The position that a woman who was impregnated due to rape should be forced to carry that child to term is an extreme position. Very few politicians openly espouse this view.
The differing status of these two positions helps us to see the hidden motivations behind the anti-choice agenda: punishing sex. Personally, I don't think that this is the thought process of people who are anti-choice. Rather, I think the anti-sex culture leads to a certain mindset, which leads to certain positions, and those positions are then justified in the mind of the holder.
For the anti-choice crowd the justification is a simple equation:
Life of 'child' > 9 months of mother's time/effort + adoption proceeding
That's the simple equation that is trotted out. Life over short term loss of liberty. Smart liberals even buy into this equation (myself included). We say 'I don't believe that a fetus early during pregnancy is a life, but I think that's an understandable position.' In this way, we accept that this equation is the reason someone is anti-choice, rather than just an after the fact justification.
So lets look at the equation in the situation of a rape. The equation doesn't change. If you believe a fetus is a 'child' then an abortion is still murder. The nature of the events that created that fetus have no bearing on this position. Yet many people who claim to be motivated by this equation would consider a rape exception to be obviously required.
The reality is that pregnancy is a primary 'consequence' of sex. It's used to frighten teenagers into not having sex, along with STD's and getting a bad reputation. Safe, legal abortions threaten to take that consequence away, and we all know that evil deeds should have serious consequences.
When a woman is pregnant, ultimately the anti-choice crowd views it as her fault. She did this to herself. It doesn't matter if she used birth control like the pill or condoms (or if she took abstinence only education: chewed spearmint gum and did it standing up), she is guilty of getting laid. If she didn't want to be pregnant, she shouldn't have had dirty dirty sex. The pregnancy, the adoption, the government telling her what she now cannot do with her body, is the consequence of her wrong action.
But when a woman is raped, none of that feels right. It's not her fault. So the underlying anti-sex motivations aren't there. Despite the fact that it's still a life, despite the fact that it's still 9 months of her liberty at stake, still a lifetime of having a child, the situation has changed. It's changed because she doesn't need to be punished for having sex. In that way the rape exception just makes sense to many anti-choicers, even if they would have a hard time articulating why.
This exact pattern is evident in refusal to support Plan B, while supporting in vitro fertilization that requires the disposal of fertilized eggs. It isn't about life, it's about not letting people get out of the consequences of their dirty dirty sex.

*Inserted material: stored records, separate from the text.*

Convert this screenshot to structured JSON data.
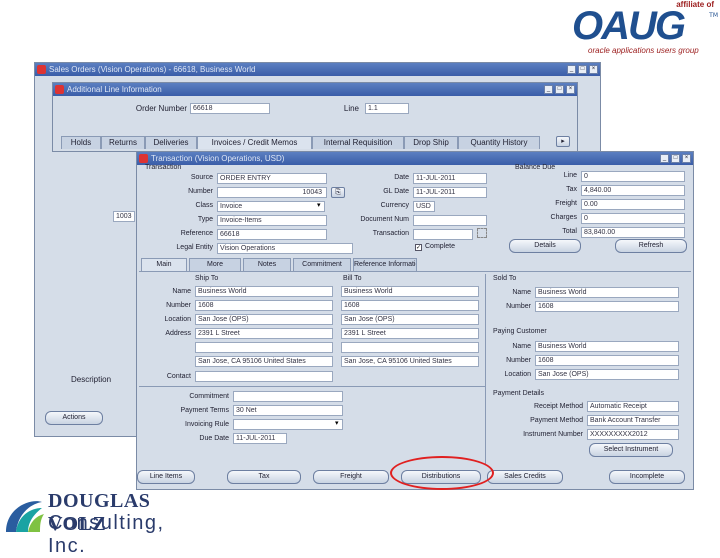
{
  "logos": {
    "oaug": {
      "affiliate": "affiliate of",
      "word": "OAUG",
      "tm": "TM",
      "sub": "oracle applications users group"
    },
    "dvc": {
      "line1": "DOUGLAS VOLZ",
      "line2": "Consulting, Inc."
    }
  },
  "sales_window": {
    "title": "Sales Orders (Vision Operations) - 66618, Business World",
    "row_value": "1003",
    "description_label": "Description",
    "actions_label": "Actions"
  },
  "line_info": {
    "title": "Additional Line Information",
    "order_number_label": "Order Number",
    "order_number": "66618",
    "line_label": "Line",
    "line": "1.1",
    "tabs": [
      "Holds",
      "Returns",
      "Deliveries",
      "Invoices / Credit Memos",
      "Internal Requisition",
      "Drop Ship",
      "Quantity History"
    ]
  },
  "transaction": {
    "title": "Transaction (Vision Operations, USD)",
    "section_transaction": "Transaction",
    "section_balance": "Balance Due",
    "labels": {
      "source": "Source",
      "number": "Number",
      "class": "Class",
      "type": "Type",
      "reference": "Reference",
      "legal_entity": "Legal Entity",
      "date": "Date",
      "gl_date": "GL Date",
      "currency": "Currency",
      "document_num": "Document Num",
      "transaction": "Transaction",
      "complete": "Complete"
    },
    "values": {
      "source": "ORDER ENTRY",
      "number": "10043",
      "class": "Invoice",
      "type": "Invoice-Items",
      "reference": "66618",
      "legal_entity": "Vision Operations",
      "date": "11-JUL-2011",
      "gl_date": "11-JUL-2011",
      "currency": "USD",
      "document_num": "",
      "transaction": ""
    },
    "balance_labels": {
      "line": "Line",
      "tax": "Tax",
      "freight": "Freight",
      "charges": "Charges",
      "total": "Total"
    },
    "balance_values": {
      "line": "0",
      "tax": "4,840.00",
      "freight": "0.00",
      "charges": "0",
      "total": "83,840.00"
    },
    "details_button": "Details",
    "refresh_button": "Refresh",
    "subtabs": [
      "Main",
      "More",
      "Notes",
      "Commitment",
      "Reference Information"
    ],
    "ship_to": {
      "heading": "Ship To",
      "labels": {
        "name": "Name",
        "number": "Number",
        "location": "Location",
        "address": "Address",
        "contact": "Contact"
      },
      "name": "Business World",
      "number": "1608",
      "location": "San Jose (OPS)",
      "address": "2391 L Street",
      "city": "San Jose, CA 95106 United States"
    },
    "bill_to": {
      "heading": "Bill To",
      "name": "Business World",
      "number": "1608",
      "location": "San Jose (OPS)",
      "address": "2391 L Street",
      "city": "San Jose, CA 95106 United States"
    },
    "sold_to": {
      "heading": "Sold To",
      "name_label": "Name",
      "number_label": "Number",
      "name": "Business World",
      "number": "1608"
    },
    "paying_customer": {
      "heading": "Paying Customer",
      "name_label": "Name",
      "number_label": "Number",
      "location_label": "Location",
      "name": "Business World",
      "number": "1608",
      "location": "San Jose (OPS)"
    },
    "commitment": {
      "label": "Commitment",
      "payment_terms_label": "Payment Terms",
      "payment_terms": "30 Net",
      "invoicing_rule_label": "Invoicing Rule",
      "due_date_label": "Due Date",
      "due_date": "11-JUL-2011"
    },
    "payment_details": {
      "heading": "Payment Details",
      "receipt_method_label": "Receipt Method",
      "receipt_method": "Automatic Receipt",
      "payment_method_label": "Payment Method",
      "payment_method": "Bank Account Transfer",
      "instrument_number_label": "Instrument Number",
      "instrument_number": "XXXXXXXXX2012",
      "select_button": "Select Instrument"
    },
    "bottom_buttons": [
      "Line Items",
      "Tax",
      "Freight",
      "Distributions",
      "Sales Credits",
      "Incomplete"
    ]
  }
}
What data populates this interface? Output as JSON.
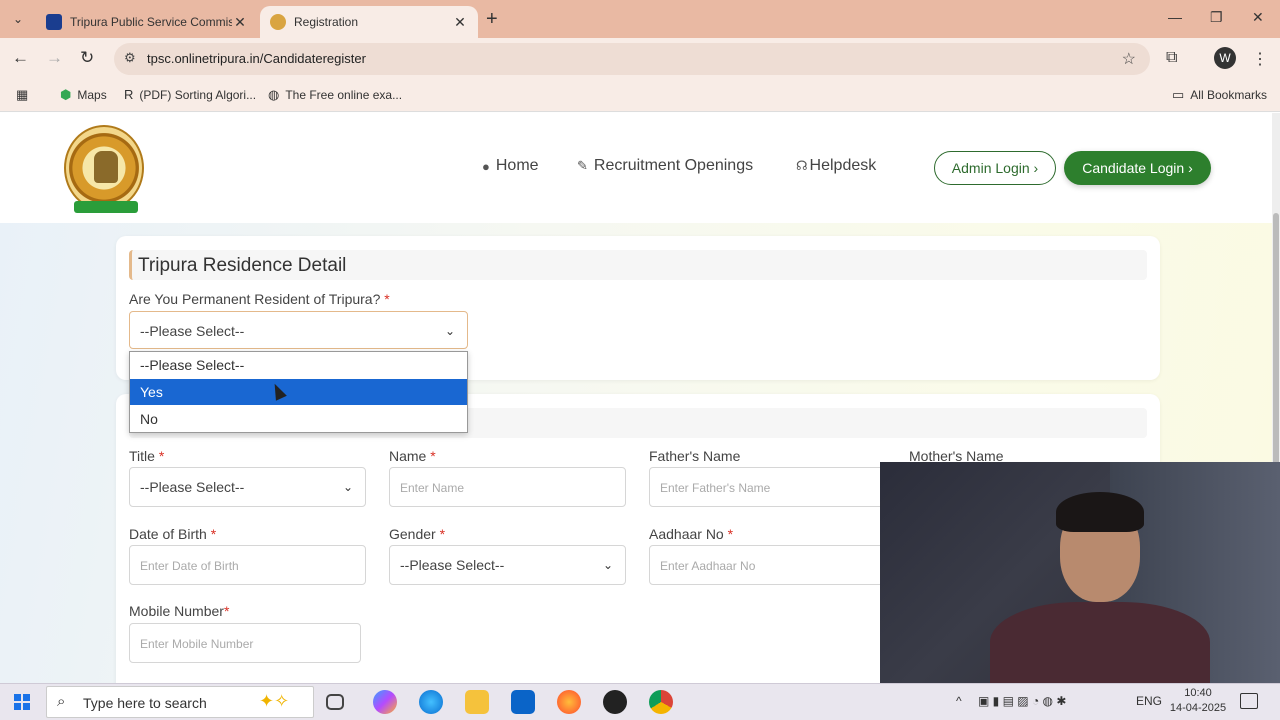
{
  "browser": {
    "tabs": [
      {
        "title": "Tripura Public Service Commiss",
        "active": false
      },
      {
        "title": "Registration",
        "active": true
      }
    ],
    "url": "tpsc.onlinetripura.in/Candidateregister",
    "bookmarks": [
      {
        "label": "Maps",
        "icon": "maps-icon"
      },
      {
        "label": "(PDF) Sorting Algori...",
        "icon": "researchgate-icon"
      },
      {
        "label": "The Free online exa...",
        "icon": "globe-icon"
      }
    ],
    "all_bookmarks": "All Bookmarks"
  },
  "header": {
    "nav": [
      {
        "label": "Home",
        "icon": "home-icon"
      },
      {
        "label": "Recruitment Openings",
        "icon": "edit-icon"
      },
      {
        "label": "Helpdesk",
        "icon": "helpdesk-icon"
      }
    ],
    "admin_login": "Admin Login",
    "candidate_login": "Candidate Login"
  },
  "residence": {
    "section_title": "Tripura Residence Detail",
    "question": "Are You Permanent Resident of Tripura?",
    "required_mark": "*",
    "selected": "--Please Select--",
    "options": [
      "--Please Select--",
      "Yes",
      "No"
    ],
    "highlighted_option": "Yes"
  },
  "personal": {
    "fields": {
      "title_label": "Title",
      "title_value": "--Please Select--",
      "name_label": "Name",
      "name_placeholder": "Enter Name",
      "father_label": "Father's Name",
      "father_placeholder": "Enter Father's Name",
      "mother_label": "Mother's Name",
      "dob_label": "Date of Birth",
      "dob_placeholder": "Enter Date of Birth",
      "gender_label": "Gender",
      "gender_value": "--Please Select--",
      "aadhaar_label": "Aadhaar No",
      "aadhaar_placeholder": "Enter Aadhaar No",
      "mobile_label": "Mobile Number",
      "mobile_placeholder": "Enter Mobile Number"
    }
  },
  "taskbar": {
    "search_placeholder": "Type here to search",
    "language": "ENG",
    "time": "10:40",
    "date": "14-04-2025"
  }
}
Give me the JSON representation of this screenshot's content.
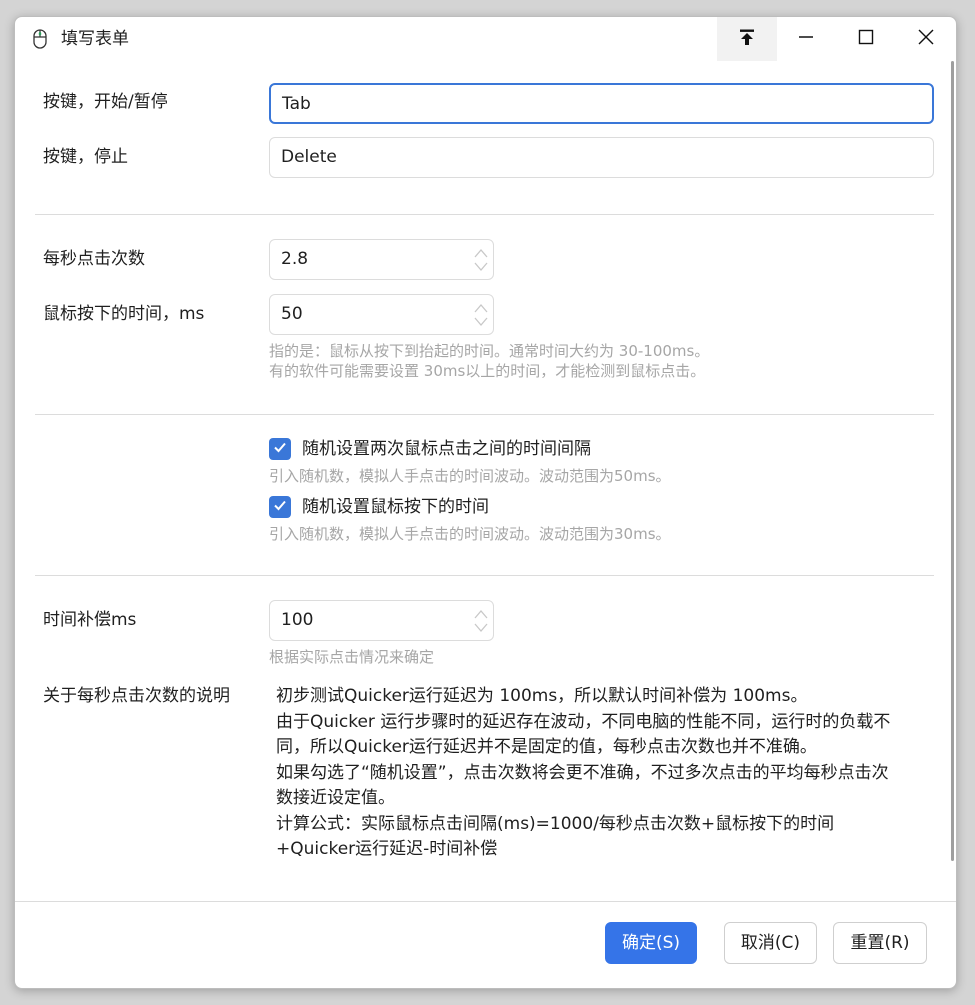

By wrapping itself in 'protection of life' the anti-choice group is the most powerful wing of the anti-sex section of our culture.
P.S. In fairness, there seem to be an increasing number of people who oppose the rape exception for abortion bans. See here. But it's still a minority position among anti-choicers, and another topic entirely.
P.P.S. While I'm on the topic. Can we dispel the whole 'if abortion had been legal, my mom would have aborted me. Do you want me to be dead?' argument. How many people are the result of broken condoms? or failed birth control? of power outages? If I was conceived during a power outage would it make sense for me to oppose a better power grid? "If these redundant power lines had existed 29 years ago I never would have been born, do you wish I was dead?" There are a lots of circumstances that line up to result in a human being of adult age. The 'I wouldn't be here' argument is an intentional distraction from any real discussion of policy implications.